## Required action
Copy the data exactly, keeping every line intact.

━━━━━ Records for the task ━━━━━

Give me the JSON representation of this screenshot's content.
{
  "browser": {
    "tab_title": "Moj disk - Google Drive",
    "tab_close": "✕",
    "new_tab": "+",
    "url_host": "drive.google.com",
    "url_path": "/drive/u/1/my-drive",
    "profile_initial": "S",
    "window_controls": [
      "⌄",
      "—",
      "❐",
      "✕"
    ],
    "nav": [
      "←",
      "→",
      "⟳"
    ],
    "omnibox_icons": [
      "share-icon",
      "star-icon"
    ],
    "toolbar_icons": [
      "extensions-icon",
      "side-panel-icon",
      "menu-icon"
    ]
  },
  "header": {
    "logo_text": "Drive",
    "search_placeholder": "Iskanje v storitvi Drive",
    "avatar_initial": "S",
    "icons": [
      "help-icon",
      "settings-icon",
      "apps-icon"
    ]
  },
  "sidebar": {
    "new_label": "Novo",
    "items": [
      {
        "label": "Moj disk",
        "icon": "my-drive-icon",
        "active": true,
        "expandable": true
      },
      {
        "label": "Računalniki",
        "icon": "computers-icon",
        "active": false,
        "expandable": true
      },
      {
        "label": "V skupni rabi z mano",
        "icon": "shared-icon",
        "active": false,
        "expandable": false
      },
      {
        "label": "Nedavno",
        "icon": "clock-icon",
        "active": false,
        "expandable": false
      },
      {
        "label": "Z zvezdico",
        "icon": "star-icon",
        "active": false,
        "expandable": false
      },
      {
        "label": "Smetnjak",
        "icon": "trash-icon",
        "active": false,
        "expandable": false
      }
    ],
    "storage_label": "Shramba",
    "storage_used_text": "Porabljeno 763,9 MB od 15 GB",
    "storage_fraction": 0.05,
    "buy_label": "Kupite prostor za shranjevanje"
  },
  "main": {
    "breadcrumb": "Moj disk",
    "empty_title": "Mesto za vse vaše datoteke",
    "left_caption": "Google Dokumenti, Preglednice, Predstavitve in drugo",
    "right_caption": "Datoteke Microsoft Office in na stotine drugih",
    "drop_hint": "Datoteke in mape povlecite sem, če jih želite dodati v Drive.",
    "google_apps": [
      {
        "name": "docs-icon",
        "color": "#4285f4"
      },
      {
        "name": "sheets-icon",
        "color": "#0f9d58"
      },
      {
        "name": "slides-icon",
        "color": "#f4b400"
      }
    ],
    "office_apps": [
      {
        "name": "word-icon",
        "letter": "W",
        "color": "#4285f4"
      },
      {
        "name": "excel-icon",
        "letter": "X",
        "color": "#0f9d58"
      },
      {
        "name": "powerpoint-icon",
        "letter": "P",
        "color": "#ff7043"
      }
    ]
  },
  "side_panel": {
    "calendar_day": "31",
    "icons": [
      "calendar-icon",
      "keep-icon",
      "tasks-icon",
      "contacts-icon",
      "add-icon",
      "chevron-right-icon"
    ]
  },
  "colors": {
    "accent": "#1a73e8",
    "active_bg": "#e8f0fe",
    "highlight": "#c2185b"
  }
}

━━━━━

## Answer section
Give me the JSON representation of this screenshot's content.
{
  "browser": {
    "tab_title": "Moj disk - Google Drive",
    "tab_close": "✕",
    "new_tab": "+",
    "url_host": "drive.google.com",
    "url_path": "/drive/u/1/my-drive",
    "profile_initial": "S",
    "window_controls": [
      "⌄",
      "—",
      "❐",
      "✕"
    ],
    "nav": [
      "←",
      "→",
      "⟳"
    ],
    "omnibox_icons": [
      "share-icon",
      "star-icon"
    ],
    "toolbar_icons": [
      "extensions-icon",
      "side-panel-icon",
      "menu-icon"
    ]
  },
  "header": {
    "logo_text": "Drive",
    "search_placeholder": "Iskanje v storitvi Drive",
    "avatar_initial": "S",
    "icons": [
      "help-icon",
      "settings-icon",
      "apps-icon"
    ]
  },
  "sidebar": {
    "new_label": "Novo",
    "items": [
      {
        "label": "Moj disk",
        "icon": "my-drive-icon",
        "active": true,
        "expandable": true
      },
      {
        "label": "Računalniki",
        "icon": "computers-icon",
        "active": false,
        "expandable": true
      },
      {
        "label": "V skupni rabi z mano",
        "icon": "shared-icon",
        "active": false,
        "expandable": false
      },
      {
        "label": "Nedavno",
        "icon": "clock-icon",
        "active": false,
        "expandable": false
      },
      {
        "label": "Z zvezdico",
        "icon": "star-icon",
        "active": false,
        "expandable": false
      },
      {
        "label": "Smetnjak",
        "icon": "trash-icon",
        "active": false,
        "expandable": false
      }
    ],
    "storage_label": "Shramba",
    "storage_used_text": "Porabljeno 763,9 MB od 15 GB",
    "storage_fraction": 0.05,
    "buy_label": "Kupite prostor za shranjevanje"
  },
  "main": {
    "breadcrumb": "Moj disk",
    "empty_title": "Mesto za vse vaše datoteke",
    "left_caption": "Google Dokumenti, Preglednice, Predstavitve in drugo",
    "right_caption": "Datoteke Microsoft Office in na stotine drugih",
    "drop_hint": "Datoteke in mape povlecite sem, če jih želite dodati v Drive.",
    "google_apps": [
      {
        "name": "docs-icon",
        "color": "#4285f4"
      },
      {
        "name": "sheets-icon",
        "color": "#0f9d58"
      },
      {
        "name": "slides-icon",
        "color": "#f4b400"
      }
    ],
    "office_apps": [
      {
        "name": "word-icon",
        "letter": "W",
        "color": "#4285f4"
      },
      {
        "name": "excel-icon",
        "letter": "X",
        "color": "#0f9d58"
      },
      {
        "name": "powerpoint-icon",
        "letter": "P",
        "color": "#ff7043"
      }
    ]
  },
  "side_panel": {
    "calendar_day": "31",
    "icons": [
      "calendar-icon",
      "keep-icon",
      "tasks-icon",
      "contacts-icon",
      "add-icon",
      "chevron-right-icon"
    ]
  },
  "colors": {
    "accent": "#1a73e8",
    "active_bg": "#e8f0fe",
    "highlight": "#c2185b"
  }
}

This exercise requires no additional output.